“Bashar al-Assad and the military and security apparatus commands are responsible for the decisions that have led the country to what it is now, are outside the political process and are not part of any political solution in Syria,” it said.
“They have to be held accountable for the crimes they have committed.”
The initiative comes from coalition president Moaz Alkhatib, a cleric from Damascus who played a role in the peaceful protest movement against Assad at the beginning of the uprising in 2011.
Alkhatib’s supporters say the initiative has popular support inside Syria from people who want to see a peaceful departure of Assad and a halt to the war that has increasingly pitted Assad’s Alawite minority sect, an offshoot of Shi‘ite Islam, against Syria’s Sunni Muslim majority.
But rebel fighters on the ground, over whom Alkhatib has little control, are generally against the proposal.
The Syrian Islamic Liberation Front, which represents armed brigades, said in a statement it was opposed to Alkhatib’s initiative because it ignored the revolt’s goal of “the downfall of the regime and all its symbols”.
Veteran opposition campaigner Walid al-Bunni, a coalition member who supports Alkhatib, played down the omission of a direct mention of Assad’s removal.
“We are demanding his accountability for the bloodshed and destruction he has wreaked. I think the message is clear enough,” Bunni said.
Alkhatib formulated the initiative in broad terms last month after talks with the Russian and Iranian foreign ministers in Munich but without consulting the coalition, catching the umbrella organisation by surprise.
A powerful bloc in the coalition dominated by the Muslim Brotherhood, the only organised group in the political opposition, criticised the initiative as harming the revolution.
But a Brotherhood source said the group will not scuttle the initiative because it was confident Assad is not interested in a negotiated exit, which could help convince the international community to support the armed struggle for his removal.
“Russia is key,” the source said, speaking on condition of anonymity. “We are showing the international community that we are willing to take criticism from the street but the problem is Assad and his inner circle. They do not want to leave.”
Russia hopes Alkhatib will visit soon in search of a breakthrough. Bunni said Alkhatib would not go to Moscow without the coalition’s approval and that he would not be there at the same time as Moualem.
“In my opinion Alkhatib should not go to Moscow until Russia stops sending arms shipments to the Assad regime,” Bunni said.

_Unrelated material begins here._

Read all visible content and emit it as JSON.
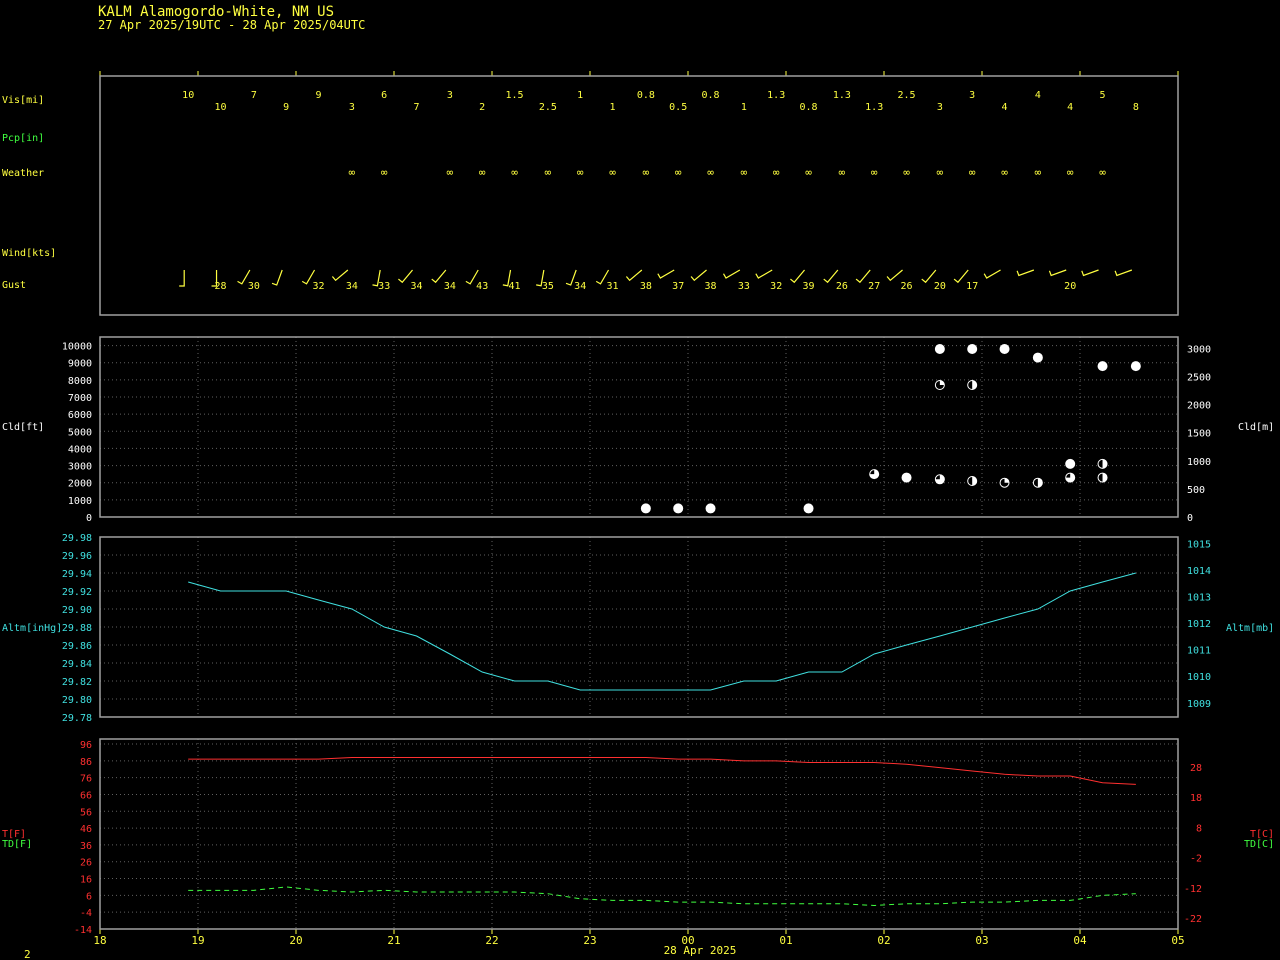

Formal backing by the coalition to Alkhatib’s initiative would give it more weight internationally and undermine Assad supporters’ argument that the opposition is too divided to be considered a serious player, opposition sources said.
Reporting by Khaled Yacoub Oweis; Editing by Paul Taylor